More accurately, genes can be thought of as learning devices that predispose us to acquire certain information in the environment and ignore other aspects of our world. Viewed in this way, genes are fundamentally active seekers of knowledge as they attempt to find the best fit to their genome. Therefore, genes exert their influences on the development of talent through their control of motivations, preferences, and emotional responses. Over time, people will accumulate experiences that result in the practice of skills, habits, and patterns of responding that reinforce the drives in an ongoing, mutually reinforcing cycle (see Experience Producing Drive Theory). These drives apply to all areas of individual differences, including motivations, interests, personality, attitude, values, and quirky traits unique to each individual.

Think of the kid who is immediately attracted to the structure of classical music and spends hours and hours practicing the violin without anyone telling him to do so. Or the young girl who finds numbers beautiful and spends many hours playing with numbers in her head, discovering new patterns and the structure of mathematics. These children find these activities and rule structures inherently rewarding. And their skills in their respective areas build up because they seek out opportunities to do the things that they find rewarding, gaining lots of practice along the way.

Therefore, it is possible that prodigies are born with genetic variants that relate to various tendencies, including an attentional focus on details and a brain-network wiring that supports an enhanced encoding of new memories. This could explain why prodigies frequently report that they were attracted early on to domains that deal with systems, and why many also display -- even in infancy -- an enhanced ability to maintain mental representations, with the working memory of prodigies most enhanced for the symbol systems that interest them the most, such as mathematical or linguistic stimuli.

After just a few years of obsessive focus, prodigies build up rich long-term working memory structures that allow them to assimilate and learn new information faster and faster.

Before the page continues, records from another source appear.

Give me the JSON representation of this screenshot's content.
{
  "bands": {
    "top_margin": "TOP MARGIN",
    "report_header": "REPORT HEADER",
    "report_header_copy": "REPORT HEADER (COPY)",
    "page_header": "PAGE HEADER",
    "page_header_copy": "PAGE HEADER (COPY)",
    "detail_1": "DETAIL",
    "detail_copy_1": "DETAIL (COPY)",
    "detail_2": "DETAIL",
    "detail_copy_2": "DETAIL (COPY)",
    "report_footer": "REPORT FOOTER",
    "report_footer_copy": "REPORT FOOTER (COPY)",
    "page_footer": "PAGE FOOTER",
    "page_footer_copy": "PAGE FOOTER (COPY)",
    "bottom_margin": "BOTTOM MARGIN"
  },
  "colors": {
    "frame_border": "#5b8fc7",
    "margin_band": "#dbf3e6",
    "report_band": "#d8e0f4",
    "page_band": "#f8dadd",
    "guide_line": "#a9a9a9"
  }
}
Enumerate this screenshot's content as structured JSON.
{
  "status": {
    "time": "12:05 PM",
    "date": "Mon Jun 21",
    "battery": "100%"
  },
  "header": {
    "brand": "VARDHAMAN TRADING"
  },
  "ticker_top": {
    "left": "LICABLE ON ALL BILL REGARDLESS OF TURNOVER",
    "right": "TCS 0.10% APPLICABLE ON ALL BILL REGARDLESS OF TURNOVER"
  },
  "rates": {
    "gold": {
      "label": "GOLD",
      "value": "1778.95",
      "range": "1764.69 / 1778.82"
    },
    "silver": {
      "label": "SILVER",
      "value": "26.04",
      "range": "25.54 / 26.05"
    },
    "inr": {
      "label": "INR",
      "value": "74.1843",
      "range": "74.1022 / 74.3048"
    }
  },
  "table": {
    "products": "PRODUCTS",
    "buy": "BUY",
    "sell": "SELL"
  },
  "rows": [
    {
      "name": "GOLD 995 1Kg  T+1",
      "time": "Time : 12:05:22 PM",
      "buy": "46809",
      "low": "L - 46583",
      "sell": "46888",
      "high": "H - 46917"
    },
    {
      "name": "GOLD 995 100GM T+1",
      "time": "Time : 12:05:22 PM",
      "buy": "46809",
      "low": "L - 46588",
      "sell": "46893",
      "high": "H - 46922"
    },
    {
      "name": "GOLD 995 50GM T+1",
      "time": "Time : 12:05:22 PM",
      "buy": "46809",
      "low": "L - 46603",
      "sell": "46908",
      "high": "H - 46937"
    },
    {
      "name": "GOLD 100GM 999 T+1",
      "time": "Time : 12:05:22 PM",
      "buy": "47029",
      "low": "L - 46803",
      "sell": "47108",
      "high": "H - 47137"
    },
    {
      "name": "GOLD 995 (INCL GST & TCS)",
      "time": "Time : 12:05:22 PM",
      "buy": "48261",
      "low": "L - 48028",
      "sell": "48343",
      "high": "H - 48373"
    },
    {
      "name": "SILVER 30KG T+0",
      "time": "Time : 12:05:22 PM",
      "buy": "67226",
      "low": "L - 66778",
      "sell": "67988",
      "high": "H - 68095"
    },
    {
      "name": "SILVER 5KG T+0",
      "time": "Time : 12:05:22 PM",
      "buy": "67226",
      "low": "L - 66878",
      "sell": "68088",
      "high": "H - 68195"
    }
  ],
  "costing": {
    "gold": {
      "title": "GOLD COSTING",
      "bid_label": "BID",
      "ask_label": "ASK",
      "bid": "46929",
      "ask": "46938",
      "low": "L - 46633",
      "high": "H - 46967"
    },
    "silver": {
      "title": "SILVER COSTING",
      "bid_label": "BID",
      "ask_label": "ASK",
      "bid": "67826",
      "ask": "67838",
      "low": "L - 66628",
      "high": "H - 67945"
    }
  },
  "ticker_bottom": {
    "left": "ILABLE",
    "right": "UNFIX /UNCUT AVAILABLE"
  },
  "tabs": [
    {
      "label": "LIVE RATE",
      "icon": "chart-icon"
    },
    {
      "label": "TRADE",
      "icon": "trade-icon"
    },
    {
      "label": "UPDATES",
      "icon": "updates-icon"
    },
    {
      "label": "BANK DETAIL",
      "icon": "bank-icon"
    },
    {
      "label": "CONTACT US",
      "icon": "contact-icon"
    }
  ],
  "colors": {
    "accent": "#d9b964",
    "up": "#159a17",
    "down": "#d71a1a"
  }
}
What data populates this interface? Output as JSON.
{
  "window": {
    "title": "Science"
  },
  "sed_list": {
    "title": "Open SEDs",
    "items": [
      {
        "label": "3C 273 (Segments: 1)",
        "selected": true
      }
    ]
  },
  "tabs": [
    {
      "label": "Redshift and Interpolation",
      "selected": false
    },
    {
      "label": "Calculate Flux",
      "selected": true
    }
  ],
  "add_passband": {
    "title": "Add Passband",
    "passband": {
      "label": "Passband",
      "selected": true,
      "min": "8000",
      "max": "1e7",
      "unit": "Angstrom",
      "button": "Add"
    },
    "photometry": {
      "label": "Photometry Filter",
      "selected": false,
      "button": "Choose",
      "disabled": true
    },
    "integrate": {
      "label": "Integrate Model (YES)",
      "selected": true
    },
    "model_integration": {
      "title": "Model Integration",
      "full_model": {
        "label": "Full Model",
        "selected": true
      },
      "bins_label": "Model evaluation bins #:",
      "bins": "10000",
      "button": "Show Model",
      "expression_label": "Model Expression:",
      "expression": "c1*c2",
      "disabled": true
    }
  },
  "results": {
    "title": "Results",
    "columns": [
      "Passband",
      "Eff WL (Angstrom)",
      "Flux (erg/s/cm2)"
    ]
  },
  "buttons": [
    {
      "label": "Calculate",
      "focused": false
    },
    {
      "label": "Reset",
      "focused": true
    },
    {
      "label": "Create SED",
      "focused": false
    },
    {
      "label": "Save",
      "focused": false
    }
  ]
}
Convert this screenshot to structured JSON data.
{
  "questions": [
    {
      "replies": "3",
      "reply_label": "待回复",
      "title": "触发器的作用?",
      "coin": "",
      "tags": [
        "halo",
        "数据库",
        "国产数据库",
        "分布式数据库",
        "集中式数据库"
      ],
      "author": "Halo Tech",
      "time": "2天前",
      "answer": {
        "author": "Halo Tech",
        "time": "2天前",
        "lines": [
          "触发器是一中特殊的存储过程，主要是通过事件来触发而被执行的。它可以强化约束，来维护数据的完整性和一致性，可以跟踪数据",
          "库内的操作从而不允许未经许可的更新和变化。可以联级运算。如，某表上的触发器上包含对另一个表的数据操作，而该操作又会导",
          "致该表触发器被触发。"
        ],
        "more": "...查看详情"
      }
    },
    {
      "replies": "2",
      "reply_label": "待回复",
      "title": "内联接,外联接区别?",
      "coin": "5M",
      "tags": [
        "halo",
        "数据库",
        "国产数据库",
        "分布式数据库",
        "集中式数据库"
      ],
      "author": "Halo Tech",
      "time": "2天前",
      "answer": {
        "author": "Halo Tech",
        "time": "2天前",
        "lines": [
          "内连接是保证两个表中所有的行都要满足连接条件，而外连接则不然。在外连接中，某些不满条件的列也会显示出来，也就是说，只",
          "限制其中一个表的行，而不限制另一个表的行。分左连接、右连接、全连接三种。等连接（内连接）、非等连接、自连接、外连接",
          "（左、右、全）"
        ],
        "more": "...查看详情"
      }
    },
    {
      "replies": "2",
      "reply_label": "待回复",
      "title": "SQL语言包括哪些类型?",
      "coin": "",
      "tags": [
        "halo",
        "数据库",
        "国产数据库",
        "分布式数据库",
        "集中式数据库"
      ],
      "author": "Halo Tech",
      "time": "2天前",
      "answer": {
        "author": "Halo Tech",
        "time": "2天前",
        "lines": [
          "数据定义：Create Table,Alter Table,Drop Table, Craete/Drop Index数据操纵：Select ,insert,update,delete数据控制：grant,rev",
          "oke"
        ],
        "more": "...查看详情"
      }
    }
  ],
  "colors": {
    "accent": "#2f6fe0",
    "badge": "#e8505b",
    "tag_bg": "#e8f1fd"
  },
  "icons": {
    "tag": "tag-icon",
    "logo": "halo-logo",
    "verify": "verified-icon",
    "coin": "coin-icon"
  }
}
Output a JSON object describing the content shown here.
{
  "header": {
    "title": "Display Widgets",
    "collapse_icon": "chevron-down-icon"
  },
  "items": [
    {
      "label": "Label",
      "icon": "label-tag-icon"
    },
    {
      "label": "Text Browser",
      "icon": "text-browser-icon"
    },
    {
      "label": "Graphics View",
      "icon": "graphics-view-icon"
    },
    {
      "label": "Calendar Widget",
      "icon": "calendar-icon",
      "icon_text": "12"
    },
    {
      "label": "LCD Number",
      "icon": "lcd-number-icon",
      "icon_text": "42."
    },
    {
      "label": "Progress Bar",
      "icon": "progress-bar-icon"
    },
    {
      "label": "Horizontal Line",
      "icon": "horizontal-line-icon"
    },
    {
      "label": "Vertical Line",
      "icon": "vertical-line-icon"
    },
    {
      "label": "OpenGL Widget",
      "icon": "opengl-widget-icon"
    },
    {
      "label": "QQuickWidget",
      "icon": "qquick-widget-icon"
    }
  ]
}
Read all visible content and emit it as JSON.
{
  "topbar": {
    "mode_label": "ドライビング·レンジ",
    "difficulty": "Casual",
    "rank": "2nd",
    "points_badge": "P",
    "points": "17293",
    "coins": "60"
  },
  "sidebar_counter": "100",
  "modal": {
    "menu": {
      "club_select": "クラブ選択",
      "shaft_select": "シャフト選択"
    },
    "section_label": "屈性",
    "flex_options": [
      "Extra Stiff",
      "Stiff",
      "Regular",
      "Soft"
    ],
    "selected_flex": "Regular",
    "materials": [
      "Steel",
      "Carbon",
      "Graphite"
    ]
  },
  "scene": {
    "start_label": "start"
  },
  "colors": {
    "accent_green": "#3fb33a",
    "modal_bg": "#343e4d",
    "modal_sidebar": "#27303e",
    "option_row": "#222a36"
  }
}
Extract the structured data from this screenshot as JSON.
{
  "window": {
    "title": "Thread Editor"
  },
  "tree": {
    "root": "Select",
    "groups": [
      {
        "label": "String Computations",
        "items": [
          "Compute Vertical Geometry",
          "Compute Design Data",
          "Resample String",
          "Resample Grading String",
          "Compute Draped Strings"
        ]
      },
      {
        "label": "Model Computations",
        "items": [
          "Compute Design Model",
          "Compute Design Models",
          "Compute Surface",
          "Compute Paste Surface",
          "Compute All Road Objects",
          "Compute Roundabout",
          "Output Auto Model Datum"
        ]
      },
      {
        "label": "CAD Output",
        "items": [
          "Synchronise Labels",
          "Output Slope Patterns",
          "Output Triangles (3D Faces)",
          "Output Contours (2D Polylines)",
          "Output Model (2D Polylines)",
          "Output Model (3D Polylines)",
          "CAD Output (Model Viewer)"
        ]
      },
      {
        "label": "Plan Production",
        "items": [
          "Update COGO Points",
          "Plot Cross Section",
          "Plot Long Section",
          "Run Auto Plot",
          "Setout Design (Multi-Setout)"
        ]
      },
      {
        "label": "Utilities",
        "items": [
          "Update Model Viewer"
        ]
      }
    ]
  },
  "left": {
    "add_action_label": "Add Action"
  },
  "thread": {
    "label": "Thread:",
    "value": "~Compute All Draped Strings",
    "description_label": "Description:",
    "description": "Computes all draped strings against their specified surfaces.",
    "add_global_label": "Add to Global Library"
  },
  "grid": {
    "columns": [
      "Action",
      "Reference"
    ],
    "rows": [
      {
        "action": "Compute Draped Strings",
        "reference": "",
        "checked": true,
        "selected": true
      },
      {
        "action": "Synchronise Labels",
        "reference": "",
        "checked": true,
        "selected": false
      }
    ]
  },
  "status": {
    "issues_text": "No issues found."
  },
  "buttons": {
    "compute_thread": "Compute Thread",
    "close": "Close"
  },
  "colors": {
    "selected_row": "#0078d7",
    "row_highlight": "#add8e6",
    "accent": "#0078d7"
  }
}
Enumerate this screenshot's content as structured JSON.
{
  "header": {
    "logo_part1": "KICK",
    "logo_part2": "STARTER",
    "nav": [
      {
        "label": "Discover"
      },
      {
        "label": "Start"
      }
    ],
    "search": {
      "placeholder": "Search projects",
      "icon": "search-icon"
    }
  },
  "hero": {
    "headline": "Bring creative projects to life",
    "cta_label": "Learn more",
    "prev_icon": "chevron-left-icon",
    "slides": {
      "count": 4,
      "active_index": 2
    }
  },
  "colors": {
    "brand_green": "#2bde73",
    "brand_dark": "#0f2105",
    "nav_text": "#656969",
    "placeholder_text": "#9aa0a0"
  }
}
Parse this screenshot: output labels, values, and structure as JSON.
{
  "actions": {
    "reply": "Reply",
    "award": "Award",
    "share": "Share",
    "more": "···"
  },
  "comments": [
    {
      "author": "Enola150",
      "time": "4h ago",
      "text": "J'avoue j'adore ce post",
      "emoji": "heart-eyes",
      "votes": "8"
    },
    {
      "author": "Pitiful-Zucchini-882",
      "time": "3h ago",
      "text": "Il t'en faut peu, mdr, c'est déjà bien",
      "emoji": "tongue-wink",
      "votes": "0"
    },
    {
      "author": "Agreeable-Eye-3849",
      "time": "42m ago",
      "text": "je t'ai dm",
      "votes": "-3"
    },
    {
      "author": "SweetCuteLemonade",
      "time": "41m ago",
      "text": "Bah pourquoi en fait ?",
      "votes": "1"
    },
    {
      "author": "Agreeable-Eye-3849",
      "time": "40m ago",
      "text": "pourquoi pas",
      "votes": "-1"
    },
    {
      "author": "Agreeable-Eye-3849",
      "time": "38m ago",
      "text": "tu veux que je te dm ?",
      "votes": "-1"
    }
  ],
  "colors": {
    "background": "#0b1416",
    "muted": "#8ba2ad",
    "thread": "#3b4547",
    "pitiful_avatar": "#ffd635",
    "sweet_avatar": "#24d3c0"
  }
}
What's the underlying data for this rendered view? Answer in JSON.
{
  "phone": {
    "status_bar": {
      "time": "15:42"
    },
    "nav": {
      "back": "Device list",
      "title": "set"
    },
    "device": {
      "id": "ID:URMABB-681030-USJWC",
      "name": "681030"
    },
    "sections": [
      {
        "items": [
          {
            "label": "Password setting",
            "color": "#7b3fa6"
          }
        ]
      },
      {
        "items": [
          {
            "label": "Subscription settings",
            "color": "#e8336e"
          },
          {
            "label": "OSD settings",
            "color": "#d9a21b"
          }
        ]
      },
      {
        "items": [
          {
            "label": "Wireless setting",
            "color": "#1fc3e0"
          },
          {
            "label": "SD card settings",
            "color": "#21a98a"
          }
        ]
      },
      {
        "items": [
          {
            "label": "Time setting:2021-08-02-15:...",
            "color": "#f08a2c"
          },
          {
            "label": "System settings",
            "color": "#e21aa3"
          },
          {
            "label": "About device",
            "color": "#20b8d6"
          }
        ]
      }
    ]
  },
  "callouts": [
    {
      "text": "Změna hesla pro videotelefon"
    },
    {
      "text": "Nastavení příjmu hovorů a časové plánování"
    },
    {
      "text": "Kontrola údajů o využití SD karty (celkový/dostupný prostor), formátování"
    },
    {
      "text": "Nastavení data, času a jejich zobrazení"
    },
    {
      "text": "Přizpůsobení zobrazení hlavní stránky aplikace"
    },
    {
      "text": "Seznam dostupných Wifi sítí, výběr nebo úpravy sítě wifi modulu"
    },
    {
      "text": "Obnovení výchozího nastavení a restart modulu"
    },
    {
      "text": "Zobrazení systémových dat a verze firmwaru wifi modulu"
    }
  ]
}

This could also explain their enhanced ability to manipulate information in their heads. In sum, child prodigies rapidly develop brain structures that make them even more prepared to learn new information within their domain.

While it's particularly important to build these knowledge structures in youth when the brain is at its most plastic state of development, life isn't a zero-sum game. Just because prodigies exist doesn't mean life is hopeless if you weren't a prodigy. In a wide range of fields, especially ones that require leadership and creativity, the number of elite experts who weren't child prodigies far outnumber those who were. Late blooming is possible.

Which is why I believe it's so important for society to have an accurate understanding of how talent develops and the environmental structures that support flourishing in every child. I recommend an educational system that exposes children to as many materials as possible and leaves the door continually open for accelerated and enriched resources whenever a child displays his or her readiness for engagement.

Prodigies will continue to fascinate us, but let's make sure that in our fascination with them, we don't forget that they require the nurturance and development of their inclinations and passions just as much as the rest of us.

Portions of this post originally appeared at Scientific American Mind on Feb. 10, 2014. Portions of this post were also taken from my earlier post on The Creativity Post on July 13, 2012.

Tags: art, creativity, iq, joanne ruthsatz, music, piano, prodigies

blog comments powered by Disqus